**Prompt:**
Copy out all lines of the material below in which "this" occurs.

**Given data:**
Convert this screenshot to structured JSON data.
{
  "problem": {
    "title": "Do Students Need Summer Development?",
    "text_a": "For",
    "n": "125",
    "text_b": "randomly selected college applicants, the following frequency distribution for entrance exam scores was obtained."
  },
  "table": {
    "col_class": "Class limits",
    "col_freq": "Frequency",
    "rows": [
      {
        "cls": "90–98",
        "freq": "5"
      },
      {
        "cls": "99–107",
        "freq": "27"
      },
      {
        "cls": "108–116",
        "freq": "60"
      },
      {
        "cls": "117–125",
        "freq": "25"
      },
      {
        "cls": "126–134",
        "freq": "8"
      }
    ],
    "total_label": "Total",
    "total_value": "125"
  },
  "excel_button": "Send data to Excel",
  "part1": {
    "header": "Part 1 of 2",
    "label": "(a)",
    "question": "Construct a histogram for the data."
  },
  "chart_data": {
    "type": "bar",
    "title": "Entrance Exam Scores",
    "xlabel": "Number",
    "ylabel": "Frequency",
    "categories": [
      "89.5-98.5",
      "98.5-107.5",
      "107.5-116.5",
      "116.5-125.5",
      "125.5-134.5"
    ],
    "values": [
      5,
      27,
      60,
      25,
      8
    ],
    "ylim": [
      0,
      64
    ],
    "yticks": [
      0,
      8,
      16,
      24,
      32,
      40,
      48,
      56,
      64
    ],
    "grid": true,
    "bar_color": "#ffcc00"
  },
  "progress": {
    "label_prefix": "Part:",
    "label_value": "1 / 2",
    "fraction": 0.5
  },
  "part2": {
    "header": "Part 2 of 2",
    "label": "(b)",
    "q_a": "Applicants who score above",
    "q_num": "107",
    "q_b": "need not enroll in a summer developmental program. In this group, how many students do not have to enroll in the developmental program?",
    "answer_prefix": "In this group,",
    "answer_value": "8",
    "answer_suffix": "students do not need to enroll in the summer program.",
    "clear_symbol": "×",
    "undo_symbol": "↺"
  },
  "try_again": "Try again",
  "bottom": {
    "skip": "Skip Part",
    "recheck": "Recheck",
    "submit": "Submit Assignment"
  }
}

**Answer for the task:**
Convert this screenshot to structured JSON data.
    "q_b": "need not enroll in a summer developmental program. In this group, how many students do not have to enroll in the developmental program?",
    "answer_prefix": "In this group,",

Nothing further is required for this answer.